On appeal from the Superior Court of New Jersey, Chancery Division, Family Part, Warren County.
Antell, O'Brien and Keefe. The opinion of the court was delivered by Keefe, J.A.D.
On August 4, 1988, S.T. was placed on probation for a period of one year after being adjudicated a delinquent under various complaints which charged him with distribution of marijuana and LSD on school property. At the time of the disposition, S.T. was eighteen years of age.
On June 27, 1989, a violation of probation complaint was filed against S.T. charging him with various violations of the special conditions of probation. Subsequently, on August 16, 1989, a second violation of probation complaint was filed against him.
No hearing was scheduled to determine the merits of the violation of probation complaints. Instead, S.T.'s counsel took the position that the Family Court was "without jurisdiction to extend the juvenile probation or impose any other kind of juvenile probationary conditions in this matter." S.T. relied upon the provisions of N.J.S.A. 2A:4A-47 which provides in pertinent part: "any order of disposition entered in a case under this act shall terminate when the juvenile who is the subject of the order attains the age of 18, or 1 year from the date of the order whichever is later . . . ."
The Family Part judge found, in essence, that the probationary period was tolled by reason of the filing of the violation of probation complaint in June 1989, but the provisions of the aforementioned statute deprived the Family Court of jurisdiction
over S.T. after August 4, 1989. Thus, the judge reasoned that the only disposition that could be made after a violation of probation hearing was concluded adversely to the juvenile was to "enter a disposition that last[s] for the duration of the remaining probationary period." In view of his interpretation of the statute, the judge elected to terminate the probation as "unimproved" with the DEDR penalty previously imposed as a condition of probation remaining an obligation of the juvenile.
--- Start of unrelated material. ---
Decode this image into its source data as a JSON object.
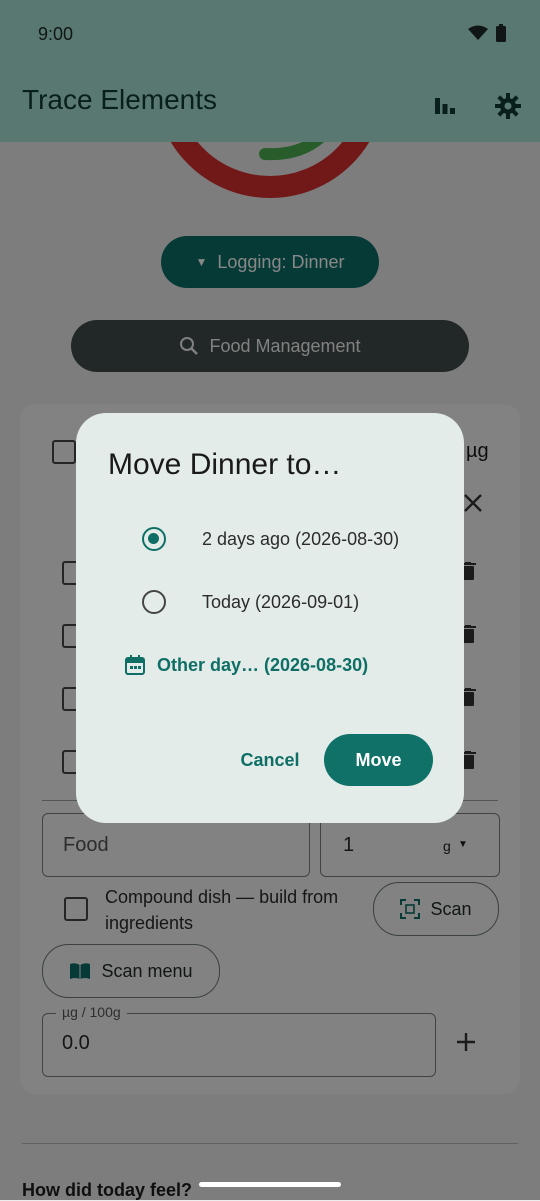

The State appeals from that determination. We reverse and remand the matter for a hearing on the merits of the violation of probation complaints.
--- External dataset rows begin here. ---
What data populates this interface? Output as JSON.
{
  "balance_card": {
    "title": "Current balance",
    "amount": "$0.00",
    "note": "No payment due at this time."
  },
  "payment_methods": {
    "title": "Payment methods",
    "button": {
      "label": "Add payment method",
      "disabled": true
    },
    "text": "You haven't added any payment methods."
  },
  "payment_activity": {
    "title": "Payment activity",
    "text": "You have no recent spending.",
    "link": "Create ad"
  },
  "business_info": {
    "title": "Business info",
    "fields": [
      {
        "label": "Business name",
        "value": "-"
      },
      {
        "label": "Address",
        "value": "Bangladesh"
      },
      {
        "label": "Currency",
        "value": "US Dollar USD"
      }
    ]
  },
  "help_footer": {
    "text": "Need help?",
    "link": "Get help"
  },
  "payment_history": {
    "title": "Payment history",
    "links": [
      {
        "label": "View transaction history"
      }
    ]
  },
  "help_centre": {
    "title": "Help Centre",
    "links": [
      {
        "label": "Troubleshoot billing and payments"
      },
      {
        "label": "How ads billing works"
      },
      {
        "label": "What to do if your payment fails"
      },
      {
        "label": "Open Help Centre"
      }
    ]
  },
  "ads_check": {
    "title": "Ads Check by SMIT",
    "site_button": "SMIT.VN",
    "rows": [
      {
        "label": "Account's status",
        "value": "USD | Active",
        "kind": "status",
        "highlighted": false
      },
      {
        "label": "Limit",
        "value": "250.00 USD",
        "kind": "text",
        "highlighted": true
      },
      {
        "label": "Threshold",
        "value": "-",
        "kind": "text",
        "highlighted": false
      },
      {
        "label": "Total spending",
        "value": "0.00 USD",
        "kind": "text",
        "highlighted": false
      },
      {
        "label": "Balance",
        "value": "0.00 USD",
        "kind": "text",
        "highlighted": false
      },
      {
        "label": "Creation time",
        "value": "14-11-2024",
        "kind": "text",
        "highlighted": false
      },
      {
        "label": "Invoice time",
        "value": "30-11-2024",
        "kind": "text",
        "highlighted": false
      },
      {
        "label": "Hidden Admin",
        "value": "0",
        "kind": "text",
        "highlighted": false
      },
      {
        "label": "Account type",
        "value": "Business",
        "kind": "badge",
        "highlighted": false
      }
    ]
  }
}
We are of the opinion that the Family Part judge failed to consider the provisions of N.J.S.A. 2A:4A-45b and construe that statute, which specifically envisions violation of probation charges such as is involved here, in pari materia with the more general provisions of N.J.S.A. 2A:4A-45a upon which he exclusively relied. N.J.S.A. 2A:4A-45b provides:
Except as provided for in subsection a., the court shall retain jurisdiction over any case in which it has entered a disposition under [2A:4A-43] of this act and may at any time for the duration of that disposition, if after hearing, and notice to the prosecuting attorney, it finds violation of the conditions of the order of disposition, substitute any other disposition which it might have made originally.
S.T. received a disposition under the provisions of N.J.S.A. 2A:4A-43b(3). Notably, the retention of jurisdiction addressed in N.J.S.A. 2A:4A-45b was not limited by the Legislature to a point in time defined by the juvenile's eighteenth birthday or one year from that date, whichever is later, the concept ...